**Description of the task:**
Exactly as shown below, retype every line of the data.

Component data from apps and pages
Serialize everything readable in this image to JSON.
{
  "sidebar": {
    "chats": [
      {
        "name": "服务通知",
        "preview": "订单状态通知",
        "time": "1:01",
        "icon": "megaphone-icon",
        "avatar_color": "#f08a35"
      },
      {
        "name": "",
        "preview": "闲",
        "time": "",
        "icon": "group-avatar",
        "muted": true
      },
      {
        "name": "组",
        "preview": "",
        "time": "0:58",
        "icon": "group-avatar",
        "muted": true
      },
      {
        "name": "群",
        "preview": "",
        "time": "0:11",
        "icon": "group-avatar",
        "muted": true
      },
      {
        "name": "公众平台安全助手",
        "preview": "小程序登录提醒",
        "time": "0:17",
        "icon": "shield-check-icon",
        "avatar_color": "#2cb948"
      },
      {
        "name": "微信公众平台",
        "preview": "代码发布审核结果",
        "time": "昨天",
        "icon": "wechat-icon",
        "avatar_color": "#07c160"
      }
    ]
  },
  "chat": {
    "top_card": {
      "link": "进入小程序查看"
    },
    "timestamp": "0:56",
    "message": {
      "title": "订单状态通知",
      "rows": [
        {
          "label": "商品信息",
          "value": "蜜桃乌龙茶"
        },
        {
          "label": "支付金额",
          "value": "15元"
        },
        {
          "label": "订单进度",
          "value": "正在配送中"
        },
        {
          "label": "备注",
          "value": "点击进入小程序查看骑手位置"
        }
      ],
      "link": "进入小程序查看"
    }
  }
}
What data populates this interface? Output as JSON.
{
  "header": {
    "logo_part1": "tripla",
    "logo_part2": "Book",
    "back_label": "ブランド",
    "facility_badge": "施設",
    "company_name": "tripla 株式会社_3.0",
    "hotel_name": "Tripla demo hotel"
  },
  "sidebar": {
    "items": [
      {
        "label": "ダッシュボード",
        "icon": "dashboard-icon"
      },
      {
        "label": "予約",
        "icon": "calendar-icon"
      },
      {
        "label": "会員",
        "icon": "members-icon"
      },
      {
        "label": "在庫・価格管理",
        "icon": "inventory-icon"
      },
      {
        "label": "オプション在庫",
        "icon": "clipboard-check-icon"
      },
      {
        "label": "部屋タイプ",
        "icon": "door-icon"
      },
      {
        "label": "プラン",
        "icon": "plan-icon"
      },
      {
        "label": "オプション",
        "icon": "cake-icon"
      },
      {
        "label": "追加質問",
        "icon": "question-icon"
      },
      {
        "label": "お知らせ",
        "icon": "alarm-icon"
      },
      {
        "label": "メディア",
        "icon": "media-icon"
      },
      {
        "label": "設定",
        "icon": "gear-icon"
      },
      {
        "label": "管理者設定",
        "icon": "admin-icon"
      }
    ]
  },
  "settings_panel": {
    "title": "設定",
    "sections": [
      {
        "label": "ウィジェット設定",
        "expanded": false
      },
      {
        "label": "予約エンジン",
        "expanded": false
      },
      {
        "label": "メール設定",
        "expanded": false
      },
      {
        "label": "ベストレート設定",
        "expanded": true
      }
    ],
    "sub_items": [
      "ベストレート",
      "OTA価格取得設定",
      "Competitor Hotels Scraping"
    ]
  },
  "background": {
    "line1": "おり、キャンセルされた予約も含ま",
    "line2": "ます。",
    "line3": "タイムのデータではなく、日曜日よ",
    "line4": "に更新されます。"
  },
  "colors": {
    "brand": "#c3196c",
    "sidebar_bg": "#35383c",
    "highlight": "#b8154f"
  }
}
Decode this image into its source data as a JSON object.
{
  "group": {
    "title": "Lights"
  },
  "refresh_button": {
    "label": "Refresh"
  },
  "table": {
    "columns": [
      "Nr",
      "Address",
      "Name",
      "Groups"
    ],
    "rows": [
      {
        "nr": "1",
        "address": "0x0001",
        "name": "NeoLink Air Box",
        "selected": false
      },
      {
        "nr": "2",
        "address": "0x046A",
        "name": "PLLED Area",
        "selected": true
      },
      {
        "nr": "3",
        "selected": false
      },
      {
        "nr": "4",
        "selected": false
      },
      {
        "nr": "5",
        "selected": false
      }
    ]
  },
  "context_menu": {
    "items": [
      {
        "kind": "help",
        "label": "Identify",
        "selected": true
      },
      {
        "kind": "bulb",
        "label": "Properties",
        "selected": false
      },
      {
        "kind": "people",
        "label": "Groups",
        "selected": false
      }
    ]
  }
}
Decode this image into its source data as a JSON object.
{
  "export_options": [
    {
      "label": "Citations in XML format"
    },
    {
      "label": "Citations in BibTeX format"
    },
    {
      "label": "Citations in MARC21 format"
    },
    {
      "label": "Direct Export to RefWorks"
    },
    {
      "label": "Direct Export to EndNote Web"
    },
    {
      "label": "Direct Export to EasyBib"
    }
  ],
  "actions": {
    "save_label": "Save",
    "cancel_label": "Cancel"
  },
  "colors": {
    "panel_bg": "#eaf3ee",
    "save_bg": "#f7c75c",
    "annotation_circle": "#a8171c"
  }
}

**Answer to this task:**
Serialize everything readable in this image to JSON.
{
  "sidebar": {
    "chats": [
      {
        "name": "服务通知",
        "preview": "订单状态通知",
        "time": "1:01",
        "icon": "megaphone-icon",
        "avatar_color": "#f08a35"
      },
      {
        "name": "",
        "preview": "闲",
        "time": "",
        "icon": "group-avatar",
        "muted": true
      },
      {
        "name": "组",
        "preview": "",
        "time": "0:58",
        "icon": "group-avatar",
        "muted": true
      },
      {
        "name": "群",
        "preview": "",
        "time": "0:11",
        "icon": "group-avatar",
        "muted": true
      },
      {
        "name": "公众平台安全助手",
        "preview": "小程序登录提醒",
        "time": "0:17",
        "icon": "shield-check-icon",
        "avatar_color": "#2cb948"
      },
      {
        "name": "微信公众平台",
        "preview": "代码发布审核结果",
        "time": "昨天",
        "icon": "wechat-icon",
        "avatar_color": "#07c160"
      }
    ]
  },
  "chat": {
    "top_card": {
      "link": "进入小程序查看"
    },
    "timestamp": "0:56",
    "message": {
      "title": "订单状态通知",
      "rows": [
        {
          "label": "商品信息",
          "value": "蜜桃乌龙茶"
        },
        {
          "label": "支付金额",
          "value": "15元"
        },
        {
          "label": "订单进度",
          "value": "正在配送中"
        },
        {
          "label": "备注",
          "value": "点击进入小程序查看骑手位置"
        }
      ],
      "link": "进入小程序查看"
    }
  }
}
What data populates this interface? Output as JSON.
{
  "header": {
    "logo_part1": "tripla",
    "logo_part2": "Book",
    "back_label": "ブランド",
    "facility_badge": "施設",
    "company_name": "tripla 株式会社_3.0",
    "hotel_name": "Tripla demo hotel"
  },
  "sidebar": {
    "items": [
      {
        "label": "ダッシュボード",
        "icon": "dashboard-icon"
      },
      {
        "label": "予約",
        "icon": "calendar-icon"
      },
      {
        "label": "会員",
        "icon": "members-icon"
      },
      {
        "label": "在庫・価格管理",
        "icon": "inventory-icon"
      },
      {
        "label": "オプション在庫",
        "icon": "clipboard-check-icon"
      },
      {
        "label": "部屋タイプ",
        "icon": "door-icon"
      },
      {
        "label": "プラン",
        "icon": "plan-icon"
      },
      {
        "label": "オプション",
        "icon": "cake-icon"
      },
      {
        "label": "追加質問",
        "icon": "question-icon"
      },
      {
        "label": "お知らせ",
        "icon": "alarm-icon"
      },
      {
        "label": "メディア",
        "icon": "media-icon"
      },
      {
        "label": "設定",
        "icon": "gear-icon"
      },
      {
        "label": "管理者設定",
        "icon": "admin-icon"
      }
    ]
  },
  "settings_panel": {
    "title": "設定",
    "sections": [
      {
        "label": "ウィジェット設定",
        "expanded": false
      },
      {
        "label": "予約エンジン",
        "expanded": false
      },
      {
        "label": "メール設定",
        "expanded": false
      },
      {
        "label": "ベストレート設定",
        "expanded": true
      }
    ],
    "sub_items": [
      "ベストレート",
      "OTA価格取得設定",
      "Competitor Hotels Scraping"
    ]
  },
  "background": {
    "line1": "おり、キャンセルされた予約も含ま",
    "line2": "ます。",
    "line3": "タイムのデータではなく、日曜日よ",
    "line4": "に更新されます。"
  },
  "colors": {
    "brand": "#c3196c",
    "sidebar_bg": "#35383c",
    "highlight": "#b8154f"
  }
}
Decode this image into its source data as a JSON object.
{
  "group": {
    "title": "Lights"
  },
  "refresh_button": {
    "label": "Refresh"
  },
  "table": {
    "columns": [
      "Nr",
      "Address",
      "Name",
      "Groups"
    ],
    "rows": [
      {
        "nr": "1",
        "address": "0x0001",
        "name": "NeoLink Air Box",
        "selected": false
      },
      {
        "nr": "2",
        "address": "0x046A",
        "name": "PLLED Area",
        "selected": true
      },
      {
        "nr": "3",
        "selected": false
      },
      {
        "nr": "4",
        "selected": false
      },
      {
        "nr": "5",
        "selected": false
      }
    ]
  },
  "context_menu": {
    "items": [
      {
        "kind": "help",
        "label": "Identify",
        "selected": true
      },
      {
        "kind": "bulb",
        "label": "Properties",
        "selected": false
      },
      {
        "kind": "people",
        "label": "Groups",
        "selected": false
      }
    ]
  }
}
Decode this image into its source data as a JSON object.
{
  "export_options": [
    {
      "label": "Citations in XML format"
    },
    {
      "label": "Citations in BibTeX format"
    },
    {
      "label": "Citations in MARC21 format"
    },
    {
      "label": "Direct Export to RefWorks"
    },
    {
      "label": "Direct Export to EndNote Web"
    },
    {
      "label": "Direct Export to EasyBib"
    }
  ],
  "actions": {
    "save_label": "Save",
    "cancel_label": "Cancel"
  },
  "colors": {
    "panel_bg": "#eaf3ee",
    "save_bg": "#f7c75c",
    "annotation_circle": "#a8171c"
  }
}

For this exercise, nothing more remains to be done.